WHAT IS BEING ASKED >> Return all lines below containing the word "JSON".

______________________________

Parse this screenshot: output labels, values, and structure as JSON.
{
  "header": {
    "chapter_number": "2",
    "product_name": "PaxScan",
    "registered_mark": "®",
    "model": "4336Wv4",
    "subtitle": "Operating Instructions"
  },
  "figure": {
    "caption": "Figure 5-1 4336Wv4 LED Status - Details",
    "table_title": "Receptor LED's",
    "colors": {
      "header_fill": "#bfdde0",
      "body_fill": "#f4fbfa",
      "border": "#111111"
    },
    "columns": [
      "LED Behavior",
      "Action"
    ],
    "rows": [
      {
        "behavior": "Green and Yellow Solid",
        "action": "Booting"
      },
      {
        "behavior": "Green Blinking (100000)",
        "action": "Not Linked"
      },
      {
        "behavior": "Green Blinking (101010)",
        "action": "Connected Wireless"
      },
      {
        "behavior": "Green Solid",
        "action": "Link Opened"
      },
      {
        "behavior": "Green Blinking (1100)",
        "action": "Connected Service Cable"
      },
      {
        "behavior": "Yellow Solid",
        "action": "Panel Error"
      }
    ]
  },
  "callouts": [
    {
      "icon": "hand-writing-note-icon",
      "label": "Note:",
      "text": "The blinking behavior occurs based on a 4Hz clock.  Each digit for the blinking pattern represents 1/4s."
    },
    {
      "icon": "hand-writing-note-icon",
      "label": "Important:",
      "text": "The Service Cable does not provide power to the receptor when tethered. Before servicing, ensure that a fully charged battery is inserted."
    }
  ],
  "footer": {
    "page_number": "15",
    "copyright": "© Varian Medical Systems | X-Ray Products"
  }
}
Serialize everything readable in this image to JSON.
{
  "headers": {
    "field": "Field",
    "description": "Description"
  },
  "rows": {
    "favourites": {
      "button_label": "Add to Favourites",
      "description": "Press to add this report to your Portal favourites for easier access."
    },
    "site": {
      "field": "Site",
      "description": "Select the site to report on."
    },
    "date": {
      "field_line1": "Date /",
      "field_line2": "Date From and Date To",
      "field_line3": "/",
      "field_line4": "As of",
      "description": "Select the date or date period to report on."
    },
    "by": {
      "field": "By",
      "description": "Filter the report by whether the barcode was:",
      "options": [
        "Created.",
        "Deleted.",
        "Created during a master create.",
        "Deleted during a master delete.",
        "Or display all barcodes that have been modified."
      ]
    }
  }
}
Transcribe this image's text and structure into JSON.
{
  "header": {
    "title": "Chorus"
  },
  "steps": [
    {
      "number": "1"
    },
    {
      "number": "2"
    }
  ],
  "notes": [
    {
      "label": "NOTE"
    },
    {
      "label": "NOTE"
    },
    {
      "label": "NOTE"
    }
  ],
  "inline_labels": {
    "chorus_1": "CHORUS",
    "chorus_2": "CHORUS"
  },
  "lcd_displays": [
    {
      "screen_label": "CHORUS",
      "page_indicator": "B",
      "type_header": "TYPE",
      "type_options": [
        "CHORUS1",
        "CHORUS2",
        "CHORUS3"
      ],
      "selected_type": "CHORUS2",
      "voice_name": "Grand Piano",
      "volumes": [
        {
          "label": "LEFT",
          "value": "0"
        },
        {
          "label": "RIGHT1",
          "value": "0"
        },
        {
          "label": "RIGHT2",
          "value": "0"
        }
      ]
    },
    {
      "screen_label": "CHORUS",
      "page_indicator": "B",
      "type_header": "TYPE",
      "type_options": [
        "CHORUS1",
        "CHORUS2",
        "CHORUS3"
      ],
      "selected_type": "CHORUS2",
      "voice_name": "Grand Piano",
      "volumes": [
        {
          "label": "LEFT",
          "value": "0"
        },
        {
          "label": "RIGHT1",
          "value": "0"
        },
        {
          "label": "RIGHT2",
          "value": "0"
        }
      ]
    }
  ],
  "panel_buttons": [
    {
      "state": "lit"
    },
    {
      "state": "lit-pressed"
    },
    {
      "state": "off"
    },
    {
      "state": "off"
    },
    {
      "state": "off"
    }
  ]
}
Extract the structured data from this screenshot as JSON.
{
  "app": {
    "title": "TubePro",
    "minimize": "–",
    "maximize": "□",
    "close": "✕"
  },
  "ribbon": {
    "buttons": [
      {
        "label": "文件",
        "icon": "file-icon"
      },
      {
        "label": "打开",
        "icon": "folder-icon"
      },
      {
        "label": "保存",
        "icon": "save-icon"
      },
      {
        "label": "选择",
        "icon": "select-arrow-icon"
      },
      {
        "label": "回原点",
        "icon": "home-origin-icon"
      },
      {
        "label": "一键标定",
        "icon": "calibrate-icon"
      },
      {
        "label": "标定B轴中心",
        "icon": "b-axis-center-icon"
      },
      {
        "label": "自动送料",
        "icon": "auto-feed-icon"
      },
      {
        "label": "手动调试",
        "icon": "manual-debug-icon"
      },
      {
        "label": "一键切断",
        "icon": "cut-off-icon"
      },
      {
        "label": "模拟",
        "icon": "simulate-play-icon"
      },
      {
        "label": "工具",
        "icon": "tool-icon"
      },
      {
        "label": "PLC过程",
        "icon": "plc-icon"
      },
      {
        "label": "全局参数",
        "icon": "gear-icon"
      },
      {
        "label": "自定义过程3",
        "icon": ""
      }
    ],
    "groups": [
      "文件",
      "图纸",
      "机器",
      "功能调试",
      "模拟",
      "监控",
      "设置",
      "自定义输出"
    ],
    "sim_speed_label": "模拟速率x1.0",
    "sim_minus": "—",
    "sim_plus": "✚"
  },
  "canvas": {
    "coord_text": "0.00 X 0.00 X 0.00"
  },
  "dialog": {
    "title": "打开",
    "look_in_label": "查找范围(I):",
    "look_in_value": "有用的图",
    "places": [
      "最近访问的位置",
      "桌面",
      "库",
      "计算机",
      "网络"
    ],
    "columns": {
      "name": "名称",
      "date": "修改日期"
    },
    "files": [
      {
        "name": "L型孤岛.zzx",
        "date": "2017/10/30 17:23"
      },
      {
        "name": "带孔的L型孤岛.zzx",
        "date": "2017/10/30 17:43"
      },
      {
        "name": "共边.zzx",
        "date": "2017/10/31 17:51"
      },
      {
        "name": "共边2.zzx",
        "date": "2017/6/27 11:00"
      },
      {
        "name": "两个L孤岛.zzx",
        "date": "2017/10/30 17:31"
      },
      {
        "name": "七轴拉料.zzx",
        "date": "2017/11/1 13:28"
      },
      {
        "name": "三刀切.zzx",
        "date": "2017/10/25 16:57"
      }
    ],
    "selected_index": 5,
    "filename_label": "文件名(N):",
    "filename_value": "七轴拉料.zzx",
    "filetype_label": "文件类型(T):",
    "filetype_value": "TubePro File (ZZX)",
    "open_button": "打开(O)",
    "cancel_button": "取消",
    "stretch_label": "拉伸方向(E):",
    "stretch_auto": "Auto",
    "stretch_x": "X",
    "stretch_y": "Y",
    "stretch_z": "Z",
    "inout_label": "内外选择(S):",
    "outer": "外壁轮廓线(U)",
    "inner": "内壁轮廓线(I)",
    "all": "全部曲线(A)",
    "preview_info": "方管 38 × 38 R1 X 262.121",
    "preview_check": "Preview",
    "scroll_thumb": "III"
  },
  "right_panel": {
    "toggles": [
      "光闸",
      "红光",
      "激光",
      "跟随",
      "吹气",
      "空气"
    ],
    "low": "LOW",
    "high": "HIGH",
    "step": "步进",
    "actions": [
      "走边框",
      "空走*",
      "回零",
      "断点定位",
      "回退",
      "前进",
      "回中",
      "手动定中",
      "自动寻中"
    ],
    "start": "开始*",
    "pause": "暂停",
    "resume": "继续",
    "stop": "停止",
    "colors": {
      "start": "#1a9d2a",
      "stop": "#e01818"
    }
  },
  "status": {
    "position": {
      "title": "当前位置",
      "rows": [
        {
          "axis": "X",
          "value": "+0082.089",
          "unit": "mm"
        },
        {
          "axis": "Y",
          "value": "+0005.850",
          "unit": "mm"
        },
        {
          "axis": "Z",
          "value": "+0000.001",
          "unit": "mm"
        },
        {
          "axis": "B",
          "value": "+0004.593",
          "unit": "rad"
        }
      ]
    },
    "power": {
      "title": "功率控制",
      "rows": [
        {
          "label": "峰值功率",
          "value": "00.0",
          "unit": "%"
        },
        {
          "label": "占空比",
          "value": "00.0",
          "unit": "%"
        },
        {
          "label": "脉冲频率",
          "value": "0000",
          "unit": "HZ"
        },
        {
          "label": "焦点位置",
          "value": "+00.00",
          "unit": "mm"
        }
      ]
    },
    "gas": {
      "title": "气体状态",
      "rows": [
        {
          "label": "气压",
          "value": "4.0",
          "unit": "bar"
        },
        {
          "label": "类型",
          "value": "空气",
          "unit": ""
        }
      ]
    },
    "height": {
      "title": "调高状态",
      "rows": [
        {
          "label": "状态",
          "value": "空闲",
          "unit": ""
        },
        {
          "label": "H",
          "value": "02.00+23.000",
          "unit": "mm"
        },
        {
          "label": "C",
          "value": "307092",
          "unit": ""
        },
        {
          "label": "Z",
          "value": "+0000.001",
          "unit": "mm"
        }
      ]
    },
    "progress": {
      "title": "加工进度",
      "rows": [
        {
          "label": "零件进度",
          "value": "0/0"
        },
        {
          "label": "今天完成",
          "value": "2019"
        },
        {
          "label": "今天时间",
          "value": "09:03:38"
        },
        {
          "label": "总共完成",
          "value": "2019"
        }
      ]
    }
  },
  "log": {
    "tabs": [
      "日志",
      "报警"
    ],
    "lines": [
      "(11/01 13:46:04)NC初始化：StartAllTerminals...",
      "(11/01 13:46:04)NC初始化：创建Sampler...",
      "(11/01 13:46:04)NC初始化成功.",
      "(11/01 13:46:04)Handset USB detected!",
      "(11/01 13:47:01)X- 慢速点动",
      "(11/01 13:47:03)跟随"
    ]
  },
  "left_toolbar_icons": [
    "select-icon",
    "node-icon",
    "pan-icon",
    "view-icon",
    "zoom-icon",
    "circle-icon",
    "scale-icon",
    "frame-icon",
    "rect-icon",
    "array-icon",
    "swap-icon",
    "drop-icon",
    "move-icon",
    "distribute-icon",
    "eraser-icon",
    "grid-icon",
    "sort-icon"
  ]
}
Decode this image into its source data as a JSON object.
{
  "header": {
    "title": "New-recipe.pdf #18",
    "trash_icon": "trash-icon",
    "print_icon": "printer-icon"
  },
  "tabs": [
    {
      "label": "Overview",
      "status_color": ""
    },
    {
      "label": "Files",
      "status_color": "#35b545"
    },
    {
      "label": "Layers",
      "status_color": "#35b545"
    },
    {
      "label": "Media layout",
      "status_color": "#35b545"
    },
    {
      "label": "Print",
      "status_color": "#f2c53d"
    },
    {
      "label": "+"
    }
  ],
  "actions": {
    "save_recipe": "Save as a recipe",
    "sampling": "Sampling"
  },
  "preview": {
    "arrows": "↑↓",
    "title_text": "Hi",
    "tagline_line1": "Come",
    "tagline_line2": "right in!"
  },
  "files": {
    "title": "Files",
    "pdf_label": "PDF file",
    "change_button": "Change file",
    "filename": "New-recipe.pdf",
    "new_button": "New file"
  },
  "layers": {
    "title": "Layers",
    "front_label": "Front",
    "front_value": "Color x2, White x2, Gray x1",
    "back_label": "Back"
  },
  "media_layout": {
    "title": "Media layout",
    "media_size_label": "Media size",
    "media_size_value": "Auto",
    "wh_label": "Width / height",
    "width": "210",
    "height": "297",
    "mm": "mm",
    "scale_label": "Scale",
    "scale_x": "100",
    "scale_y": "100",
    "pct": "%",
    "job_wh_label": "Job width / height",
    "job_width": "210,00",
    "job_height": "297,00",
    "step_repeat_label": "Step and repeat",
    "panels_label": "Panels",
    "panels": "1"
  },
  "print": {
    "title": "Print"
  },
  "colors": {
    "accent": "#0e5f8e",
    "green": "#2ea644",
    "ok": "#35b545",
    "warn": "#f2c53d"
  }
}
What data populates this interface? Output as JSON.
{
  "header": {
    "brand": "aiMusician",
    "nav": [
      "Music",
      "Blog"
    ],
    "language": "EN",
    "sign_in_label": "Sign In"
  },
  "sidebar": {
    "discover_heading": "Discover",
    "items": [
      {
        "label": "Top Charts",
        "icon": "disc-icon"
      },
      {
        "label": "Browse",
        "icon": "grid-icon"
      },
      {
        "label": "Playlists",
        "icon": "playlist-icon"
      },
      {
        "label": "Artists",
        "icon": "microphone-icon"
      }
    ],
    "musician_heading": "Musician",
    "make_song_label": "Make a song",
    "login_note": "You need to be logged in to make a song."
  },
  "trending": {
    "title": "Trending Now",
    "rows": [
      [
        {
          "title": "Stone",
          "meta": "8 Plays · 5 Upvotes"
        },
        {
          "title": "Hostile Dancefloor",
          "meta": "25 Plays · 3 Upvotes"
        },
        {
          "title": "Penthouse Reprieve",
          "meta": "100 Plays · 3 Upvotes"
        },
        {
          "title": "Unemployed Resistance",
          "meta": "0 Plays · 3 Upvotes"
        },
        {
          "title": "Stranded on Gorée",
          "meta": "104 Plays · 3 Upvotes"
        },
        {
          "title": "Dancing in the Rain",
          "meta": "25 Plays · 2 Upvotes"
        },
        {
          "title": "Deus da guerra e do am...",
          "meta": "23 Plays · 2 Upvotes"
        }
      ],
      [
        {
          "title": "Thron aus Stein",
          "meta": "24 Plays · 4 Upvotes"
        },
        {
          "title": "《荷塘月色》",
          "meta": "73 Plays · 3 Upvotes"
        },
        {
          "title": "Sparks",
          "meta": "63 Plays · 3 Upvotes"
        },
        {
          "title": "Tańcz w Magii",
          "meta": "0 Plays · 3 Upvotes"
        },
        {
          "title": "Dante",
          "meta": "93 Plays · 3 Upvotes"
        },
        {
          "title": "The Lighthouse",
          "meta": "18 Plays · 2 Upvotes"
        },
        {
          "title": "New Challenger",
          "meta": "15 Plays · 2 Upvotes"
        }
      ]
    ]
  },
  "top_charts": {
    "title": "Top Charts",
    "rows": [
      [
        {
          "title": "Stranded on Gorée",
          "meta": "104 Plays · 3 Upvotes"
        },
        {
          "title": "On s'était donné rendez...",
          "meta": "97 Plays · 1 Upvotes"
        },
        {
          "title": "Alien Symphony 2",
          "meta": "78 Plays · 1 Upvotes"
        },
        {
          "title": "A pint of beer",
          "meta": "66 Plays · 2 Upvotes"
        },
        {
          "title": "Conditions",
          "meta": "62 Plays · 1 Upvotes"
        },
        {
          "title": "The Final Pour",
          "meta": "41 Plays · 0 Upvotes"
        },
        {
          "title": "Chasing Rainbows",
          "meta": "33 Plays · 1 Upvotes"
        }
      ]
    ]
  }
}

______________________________

RESPONSE TO THE EXERCISE >>
Parse this screenshot: output labels, values, and structure as JSON.
Serialize everything readable in this image to JSON.
Transcribe this image's text and structure into JSON.
Extract the structured data from this screenshot as JSON.
Decode this image into its source data as a JSON object.
What data populates this interface? Output as JSON.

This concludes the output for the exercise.